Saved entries
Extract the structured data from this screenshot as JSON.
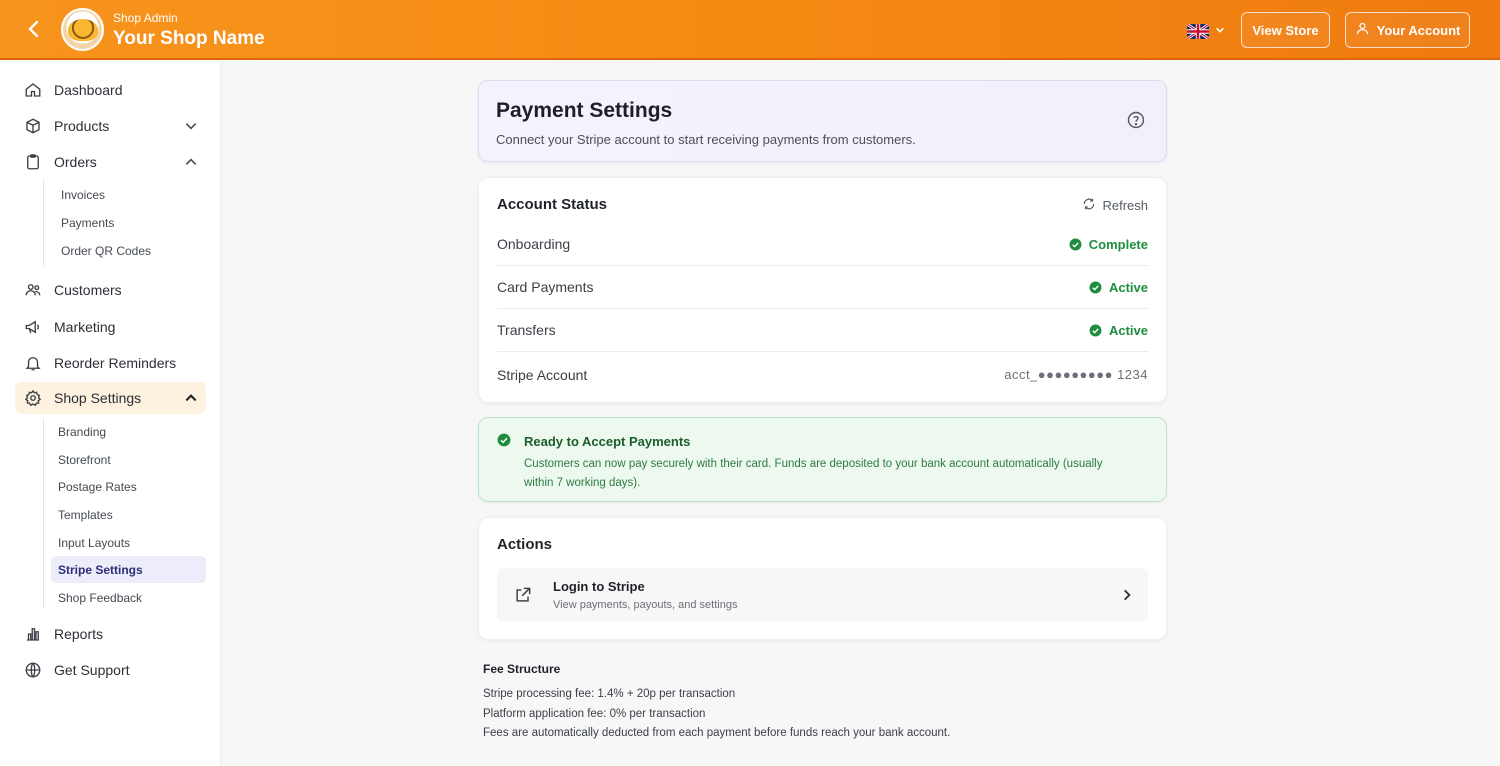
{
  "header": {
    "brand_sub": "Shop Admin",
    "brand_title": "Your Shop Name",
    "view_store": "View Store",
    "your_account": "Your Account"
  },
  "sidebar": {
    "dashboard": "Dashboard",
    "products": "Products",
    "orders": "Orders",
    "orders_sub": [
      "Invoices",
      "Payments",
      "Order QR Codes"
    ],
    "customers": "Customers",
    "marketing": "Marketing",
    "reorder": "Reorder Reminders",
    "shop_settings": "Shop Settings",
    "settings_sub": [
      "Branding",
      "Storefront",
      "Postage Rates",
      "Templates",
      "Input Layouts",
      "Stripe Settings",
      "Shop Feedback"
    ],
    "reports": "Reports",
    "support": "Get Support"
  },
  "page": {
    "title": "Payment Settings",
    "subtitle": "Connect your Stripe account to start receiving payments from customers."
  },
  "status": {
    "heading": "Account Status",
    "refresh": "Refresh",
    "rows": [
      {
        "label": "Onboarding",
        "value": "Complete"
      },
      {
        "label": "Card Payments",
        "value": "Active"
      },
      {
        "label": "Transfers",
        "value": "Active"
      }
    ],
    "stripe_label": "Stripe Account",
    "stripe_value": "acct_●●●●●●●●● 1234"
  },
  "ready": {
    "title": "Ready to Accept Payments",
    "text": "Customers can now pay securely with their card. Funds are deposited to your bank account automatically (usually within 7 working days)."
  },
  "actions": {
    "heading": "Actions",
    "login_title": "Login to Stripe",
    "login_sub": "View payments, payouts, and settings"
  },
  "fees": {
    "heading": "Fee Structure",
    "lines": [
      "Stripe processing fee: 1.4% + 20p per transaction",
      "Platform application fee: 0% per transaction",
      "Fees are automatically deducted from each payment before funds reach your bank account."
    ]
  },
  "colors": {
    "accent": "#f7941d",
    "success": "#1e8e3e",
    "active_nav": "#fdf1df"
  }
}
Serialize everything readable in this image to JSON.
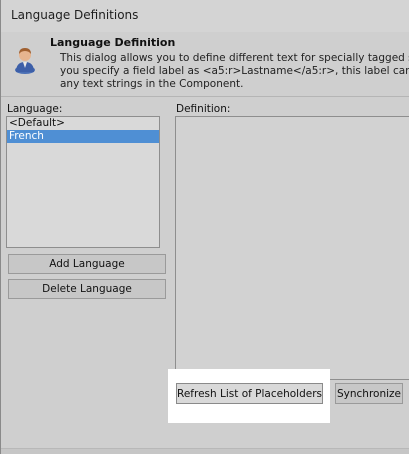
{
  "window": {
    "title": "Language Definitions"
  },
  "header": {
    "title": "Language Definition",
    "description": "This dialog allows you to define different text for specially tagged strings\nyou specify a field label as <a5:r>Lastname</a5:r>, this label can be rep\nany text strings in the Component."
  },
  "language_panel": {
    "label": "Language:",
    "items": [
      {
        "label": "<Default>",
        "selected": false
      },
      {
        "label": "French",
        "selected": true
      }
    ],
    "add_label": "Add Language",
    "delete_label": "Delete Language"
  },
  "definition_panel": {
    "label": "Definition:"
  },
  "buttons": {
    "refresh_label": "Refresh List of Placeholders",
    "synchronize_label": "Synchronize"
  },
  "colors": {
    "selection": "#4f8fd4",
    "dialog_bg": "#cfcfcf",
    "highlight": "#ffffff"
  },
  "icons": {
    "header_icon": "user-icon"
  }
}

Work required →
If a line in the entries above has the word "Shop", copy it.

Response to the exercise →
    "brand_sub": "Shop Admin",
    "brand_title": "Your Shop Name",
    "shop_settings": "Shop Settings",
      "Shop Feedback"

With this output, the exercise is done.